Task details:
Write out the entries again. Match each one exactly.

Items from an interface collection
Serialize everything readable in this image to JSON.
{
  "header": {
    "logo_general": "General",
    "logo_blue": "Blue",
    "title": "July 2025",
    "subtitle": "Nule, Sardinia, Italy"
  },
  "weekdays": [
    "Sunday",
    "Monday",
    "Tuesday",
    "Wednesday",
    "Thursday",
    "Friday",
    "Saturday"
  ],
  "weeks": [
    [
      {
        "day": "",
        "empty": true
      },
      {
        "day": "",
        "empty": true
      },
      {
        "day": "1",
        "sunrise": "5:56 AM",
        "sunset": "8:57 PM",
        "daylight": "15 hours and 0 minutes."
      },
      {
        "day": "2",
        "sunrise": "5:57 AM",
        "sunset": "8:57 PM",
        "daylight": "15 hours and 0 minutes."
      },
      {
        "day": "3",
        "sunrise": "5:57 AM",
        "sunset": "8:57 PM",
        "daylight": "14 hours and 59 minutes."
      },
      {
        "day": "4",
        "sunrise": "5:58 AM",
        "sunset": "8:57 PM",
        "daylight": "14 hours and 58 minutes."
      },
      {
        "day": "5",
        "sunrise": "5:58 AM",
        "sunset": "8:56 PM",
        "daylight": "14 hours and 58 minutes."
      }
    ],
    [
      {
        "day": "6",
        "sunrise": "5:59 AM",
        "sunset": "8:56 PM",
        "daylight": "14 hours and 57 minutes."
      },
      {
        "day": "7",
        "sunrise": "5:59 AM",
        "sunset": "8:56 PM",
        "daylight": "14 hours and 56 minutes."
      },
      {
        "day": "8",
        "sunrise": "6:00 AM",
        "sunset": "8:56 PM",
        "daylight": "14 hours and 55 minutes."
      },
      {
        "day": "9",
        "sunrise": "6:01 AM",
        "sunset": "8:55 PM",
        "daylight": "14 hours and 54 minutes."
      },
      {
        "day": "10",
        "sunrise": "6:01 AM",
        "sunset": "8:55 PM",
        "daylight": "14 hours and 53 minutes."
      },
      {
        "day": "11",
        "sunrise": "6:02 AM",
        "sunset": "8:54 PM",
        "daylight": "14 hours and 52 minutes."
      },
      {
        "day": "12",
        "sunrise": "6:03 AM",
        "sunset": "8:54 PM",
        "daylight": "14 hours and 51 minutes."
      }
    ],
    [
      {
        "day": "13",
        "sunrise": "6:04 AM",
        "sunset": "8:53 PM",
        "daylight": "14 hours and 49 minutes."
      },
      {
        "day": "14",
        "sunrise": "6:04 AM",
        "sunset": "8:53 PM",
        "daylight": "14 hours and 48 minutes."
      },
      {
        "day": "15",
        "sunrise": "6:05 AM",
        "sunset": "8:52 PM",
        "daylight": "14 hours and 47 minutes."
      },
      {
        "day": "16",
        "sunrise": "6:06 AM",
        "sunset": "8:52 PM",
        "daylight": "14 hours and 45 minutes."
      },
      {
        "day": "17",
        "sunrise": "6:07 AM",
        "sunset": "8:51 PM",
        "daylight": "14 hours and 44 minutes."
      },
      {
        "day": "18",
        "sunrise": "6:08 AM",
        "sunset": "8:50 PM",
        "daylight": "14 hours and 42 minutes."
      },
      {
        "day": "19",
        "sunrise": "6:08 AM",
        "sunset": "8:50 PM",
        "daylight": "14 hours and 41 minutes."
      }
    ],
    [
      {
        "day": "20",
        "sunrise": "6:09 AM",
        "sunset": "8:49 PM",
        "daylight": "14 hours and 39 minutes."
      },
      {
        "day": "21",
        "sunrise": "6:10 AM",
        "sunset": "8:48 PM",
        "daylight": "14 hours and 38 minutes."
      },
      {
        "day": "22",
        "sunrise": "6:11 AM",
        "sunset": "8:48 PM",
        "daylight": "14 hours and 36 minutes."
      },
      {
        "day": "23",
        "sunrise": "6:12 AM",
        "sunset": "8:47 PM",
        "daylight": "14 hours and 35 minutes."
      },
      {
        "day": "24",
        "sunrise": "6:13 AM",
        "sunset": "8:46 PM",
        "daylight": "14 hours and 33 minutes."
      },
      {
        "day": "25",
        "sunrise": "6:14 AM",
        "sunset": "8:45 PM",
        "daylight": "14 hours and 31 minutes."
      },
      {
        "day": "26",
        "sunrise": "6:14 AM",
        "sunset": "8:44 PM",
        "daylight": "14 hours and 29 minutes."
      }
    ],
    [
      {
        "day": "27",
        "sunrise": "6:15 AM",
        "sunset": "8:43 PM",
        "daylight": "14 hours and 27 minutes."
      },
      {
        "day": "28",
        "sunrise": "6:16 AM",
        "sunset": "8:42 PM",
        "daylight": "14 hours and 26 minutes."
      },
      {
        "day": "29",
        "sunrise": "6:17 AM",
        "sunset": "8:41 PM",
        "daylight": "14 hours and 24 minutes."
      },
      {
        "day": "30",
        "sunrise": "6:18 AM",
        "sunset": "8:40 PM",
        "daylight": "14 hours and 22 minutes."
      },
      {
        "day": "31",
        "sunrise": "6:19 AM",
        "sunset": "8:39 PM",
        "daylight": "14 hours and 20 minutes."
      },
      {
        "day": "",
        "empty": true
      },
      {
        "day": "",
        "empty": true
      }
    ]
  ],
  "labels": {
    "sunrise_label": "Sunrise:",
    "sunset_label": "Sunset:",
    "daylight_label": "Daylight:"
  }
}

Response below:
Serialize everything readable in this image to JSON.
{
  "header": {
    "logo_general": "General",
    "logo_blue": "Blue",
    "title": "July 2025",
    "subtitle": "Nule, Sardinia, Italy"
  },
  "weekdays": [
    "Sunday",
    "Monday",
    "Tuesday",
    "Wednesday",
    "Thursday",
    "Friday",
    "Saturday"
  ],
  "weeks": [
    [
      {
        "day": "",
        "empty": true
      },
      {
        "day": "",
        "empty": true
      },
      {
        "day": "1",
        "sunrise": "5:56 AM",
        "sunset": "8:57 PM",
        "daylight": "15 hours and 0 minutes."
      },
      {
        "day": "2",
        "sunrise": "5:57 AM",
        "sunset": "8:57 PM",
        "daylight": "15 hours and 0 minutes."
      },
      {
        "day": "3",
        "sunrise": "5:57 AM",
        "sunset": "8:57 PM",
        "daylight": "14 hours and 59 minutes."
      },
      {
        "day": "4",
        "sunrise": "5:58 AM",
        "sunset": "8:57 PM",
        "daylight": "14 hours and 58 minutes."
      },
      {
        "day": "5",
        "sunrise": "5:58 AM",
        "sunset": "8:56 PM",
        "daylight": "14 hours and 58 minutes."
      }
    ],
    [
      {
        "day": "6",
        "sunrise": "5:59 AM",
        "sunset": "8:56 PM",
        "daylight": "14 hours and 57 minutes."
      },
      {
        "day": "7",
        "sunrise": "5:59 AM",
        "sunset": "8:56 PM",
        "daylight": "14 hours and 56 minutes."
      },
      {
        "day": "8",
        "sunrise": "6:00 AM",
        "sunset": "8:56 PM",
        "daylight": "14 hours and 55 minutes."
      },
      {
        "day": "9",
        "sunrise": "6:01 AM",
        "sunset": "8:55 PM",
        "daylight": "14 hours and 54 minutes."
      },
      {
        "day": "10",
        "sunrise": "6:01 AM",
        "sunset": "8:55 PM",
        "daylight": "14 hours and 53 minutes."
      },
      {
        "day": "11",
        "sunrise": "6:02 AM",
        "sunset": "8:54 PM",
        "daylight": "14 hours and 52 minutes."
      },
      {
        "day": "12",
        "sunrise": "6:03 AM",
        "sunset": "8:54 PM",
        "daylight": "14 hours and 51 minutes."
      }
    ],
    [
      {
        "day": "13",
        "sunrise": "6:04 AM",
        "sunset": "8:53 PM",
        "daylight": "14 hours and 49 minutes."
      },
      {
        "day": "14",
        "sunrise": "6:04 AM",
        "sunset": "8:53 PM",
        "daylight": "14 hours and 48 minutes."
      },
      {
        "day": "15",
        "sunrise": "6:05 AM",
        "sunset": "8:52 PM",
        "daylight": "14 hours and 47 minutes."
      },
      {
        "day": "16",
        "sunrise": "6:06 AM",
        "sunset": "8:52 PM",
        "daylight": "14 hours and 45 minutes."
      },
      {
        "day": "17",
        "sunrise": "6:07 AM",
        "sunset": "8:51 PM",
        "daylight": "14 hours and 44 minutes."
      },
      {
        "day": "18",
        "sunrise": "6:08 AM",
        "sunset": "8:50 PM",
        "daylight": "14 hours and 42 minutes."
      },
      {
        "day": "19",
        "sunrise": "6:08 AM",
        "sunset": "8:50 PM",
        "daylight": "14 hours and 41 minutes."
      }
    ],
    [
      {
        "day": "20",
        "sunrise": "6:09 AM",
        "sunset": "8:49 PM",
        "daylight": "14 hours and 39 minutes."
      },
      {
        "day": "21",
        "sunrise": "6:10 AM",
        "sunset": "8:48 PM",
        "daylight": "14 hours and 38 minutes."
      },
      {
        "day": "22",
        "sunrise": "6:11 AM",
        "sunset": "8:48 PM",
        "daylight": "14 hours and 36 minutes."
      },
      {
        "day": "23",
        "sunrise": "6:12 AM",
        "sunset": "8:47 PM",
        "daylight": "14 hours and 35 minutes."
      },
      {
        "day": "24",
        "sunrise": "6:13 AM",
        "sunset": "8:46 PM",
        "daylight": "14 hours and 33 minutes."
      },
      {
        "day": "25",
        "sunrise": "6:14 AM",
        "sunset": "8:45 PM",
        "daylight": "14 hours and 31 minutes."
      },
      {
        "day": "26",
        "sunrise": "6:14 AM",
        "sunset": "8:44 PM",
        "daylight": "14 hours and 29 minutes."
      }
    ],
    [
      {
        "day": "27",
        "sunrise": "6:15 AM",
        "sunset": "8:43 PM",
        "daylight": "14 hours and 27 minutes."
      },
      {
        "day": "28",
        "sunrise": "6:16 AM",
        "sunset": "8:42 PM",
        "daylight": "14 hours and 26 minutes."
      },
      {
        "day": "29",
        "sunrise": "6:17 AM",
        "sunset": "8:41 PM",
        "daylight": "14 hours and 24 minutes."
      },
      {
        "day": "30",
        "sunrise": "6:18 AM",
        "sunset": "8:40 PM",
        "daylight": "14 hours and 22 minutes."
      },
      {
        "day": "31",
        "sunrise": "6:19 AM",
        "sunset": "8:39 PM",
        "daylight": "14 hours and 20 minutes."
      },
      {
        "day": "",
        "empty": true
      },
      {
        "day": "",
        "empty": true
      }
    ]
  ],
  "labels": {
    "sunrise_label": "Sunrise:",
    "sunset_label": "Sunset:",
    "daylight_label": "Daylight:"
  }
}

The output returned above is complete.